EXERCISE INPUT ->
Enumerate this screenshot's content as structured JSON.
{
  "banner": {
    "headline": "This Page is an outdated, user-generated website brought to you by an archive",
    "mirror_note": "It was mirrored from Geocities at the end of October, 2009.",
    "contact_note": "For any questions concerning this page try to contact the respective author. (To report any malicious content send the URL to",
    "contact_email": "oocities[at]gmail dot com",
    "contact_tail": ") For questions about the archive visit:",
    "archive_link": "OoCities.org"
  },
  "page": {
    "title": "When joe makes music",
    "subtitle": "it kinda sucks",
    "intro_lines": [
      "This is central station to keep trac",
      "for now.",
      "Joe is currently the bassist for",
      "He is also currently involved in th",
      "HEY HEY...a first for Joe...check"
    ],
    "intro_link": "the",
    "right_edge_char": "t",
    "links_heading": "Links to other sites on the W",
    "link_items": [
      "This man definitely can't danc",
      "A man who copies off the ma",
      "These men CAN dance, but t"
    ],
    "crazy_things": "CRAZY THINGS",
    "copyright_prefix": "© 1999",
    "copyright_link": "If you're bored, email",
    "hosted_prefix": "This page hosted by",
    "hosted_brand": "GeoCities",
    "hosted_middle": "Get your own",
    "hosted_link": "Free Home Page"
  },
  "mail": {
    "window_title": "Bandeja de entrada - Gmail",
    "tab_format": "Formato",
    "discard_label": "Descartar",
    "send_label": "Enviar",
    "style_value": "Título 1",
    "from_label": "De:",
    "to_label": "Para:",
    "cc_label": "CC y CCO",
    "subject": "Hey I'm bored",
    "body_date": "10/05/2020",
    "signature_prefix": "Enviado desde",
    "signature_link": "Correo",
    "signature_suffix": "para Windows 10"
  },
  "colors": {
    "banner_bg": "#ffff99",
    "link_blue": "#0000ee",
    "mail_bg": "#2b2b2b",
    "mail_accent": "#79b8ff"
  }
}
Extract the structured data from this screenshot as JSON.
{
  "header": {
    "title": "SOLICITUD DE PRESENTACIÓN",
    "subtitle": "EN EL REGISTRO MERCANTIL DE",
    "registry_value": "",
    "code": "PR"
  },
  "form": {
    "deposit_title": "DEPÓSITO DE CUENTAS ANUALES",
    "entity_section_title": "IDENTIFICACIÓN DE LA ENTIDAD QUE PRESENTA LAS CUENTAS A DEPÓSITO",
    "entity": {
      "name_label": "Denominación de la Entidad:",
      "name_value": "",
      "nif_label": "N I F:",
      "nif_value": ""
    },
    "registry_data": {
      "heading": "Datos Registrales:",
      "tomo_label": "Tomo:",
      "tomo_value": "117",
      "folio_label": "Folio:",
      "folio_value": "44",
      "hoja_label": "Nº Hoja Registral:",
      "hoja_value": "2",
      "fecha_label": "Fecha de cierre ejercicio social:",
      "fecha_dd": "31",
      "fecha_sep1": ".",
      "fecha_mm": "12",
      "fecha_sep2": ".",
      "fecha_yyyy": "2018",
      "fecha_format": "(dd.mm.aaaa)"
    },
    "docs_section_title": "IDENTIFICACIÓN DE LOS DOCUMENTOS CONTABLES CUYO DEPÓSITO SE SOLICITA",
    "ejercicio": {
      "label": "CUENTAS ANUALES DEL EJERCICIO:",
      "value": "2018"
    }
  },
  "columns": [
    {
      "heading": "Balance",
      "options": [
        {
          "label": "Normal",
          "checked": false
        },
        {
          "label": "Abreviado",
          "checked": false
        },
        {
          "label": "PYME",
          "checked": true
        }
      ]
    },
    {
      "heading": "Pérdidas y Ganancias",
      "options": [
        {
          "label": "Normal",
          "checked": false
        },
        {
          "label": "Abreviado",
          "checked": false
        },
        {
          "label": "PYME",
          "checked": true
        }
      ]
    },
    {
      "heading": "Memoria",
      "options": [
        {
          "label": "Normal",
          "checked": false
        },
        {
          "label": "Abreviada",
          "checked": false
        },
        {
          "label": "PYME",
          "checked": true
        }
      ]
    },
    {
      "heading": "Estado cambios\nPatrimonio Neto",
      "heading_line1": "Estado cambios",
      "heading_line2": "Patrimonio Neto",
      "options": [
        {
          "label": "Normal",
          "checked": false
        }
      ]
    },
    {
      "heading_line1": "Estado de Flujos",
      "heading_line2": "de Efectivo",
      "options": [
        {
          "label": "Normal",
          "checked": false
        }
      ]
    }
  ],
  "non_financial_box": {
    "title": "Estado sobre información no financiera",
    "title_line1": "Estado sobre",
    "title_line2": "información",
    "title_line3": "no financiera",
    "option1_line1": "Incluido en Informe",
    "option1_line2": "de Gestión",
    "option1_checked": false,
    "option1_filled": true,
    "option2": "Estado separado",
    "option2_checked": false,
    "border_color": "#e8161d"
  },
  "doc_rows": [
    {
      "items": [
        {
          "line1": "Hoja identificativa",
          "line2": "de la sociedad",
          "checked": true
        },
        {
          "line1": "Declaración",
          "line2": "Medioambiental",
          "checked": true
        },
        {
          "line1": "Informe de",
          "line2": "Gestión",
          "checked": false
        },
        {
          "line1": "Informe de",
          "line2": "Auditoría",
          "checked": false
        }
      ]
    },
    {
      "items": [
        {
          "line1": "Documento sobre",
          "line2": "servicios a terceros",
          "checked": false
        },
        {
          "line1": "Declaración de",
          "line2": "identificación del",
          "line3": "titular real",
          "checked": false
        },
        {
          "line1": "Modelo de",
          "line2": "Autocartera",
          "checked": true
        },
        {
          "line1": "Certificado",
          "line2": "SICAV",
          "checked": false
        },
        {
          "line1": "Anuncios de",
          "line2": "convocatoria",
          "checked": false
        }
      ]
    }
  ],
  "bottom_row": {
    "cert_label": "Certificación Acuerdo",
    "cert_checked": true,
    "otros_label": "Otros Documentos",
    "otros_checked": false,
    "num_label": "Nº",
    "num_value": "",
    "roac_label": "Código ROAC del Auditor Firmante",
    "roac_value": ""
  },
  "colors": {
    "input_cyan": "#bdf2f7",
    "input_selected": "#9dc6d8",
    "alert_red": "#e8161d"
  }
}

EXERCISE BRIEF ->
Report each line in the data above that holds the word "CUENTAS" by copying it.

RESULT OF THIS TASK ->
    "deposit_title": "DEPÓSITO DE CUENTAS ANUALES",
    "entity_section_title": "IDENTIFICACIÓN DE LA ENTIDAD QUE PRESENTA LAS CUENTAS A DEPÓSITO",
      "label": "CUENTAS ANUALES DEL EJERCICIO:",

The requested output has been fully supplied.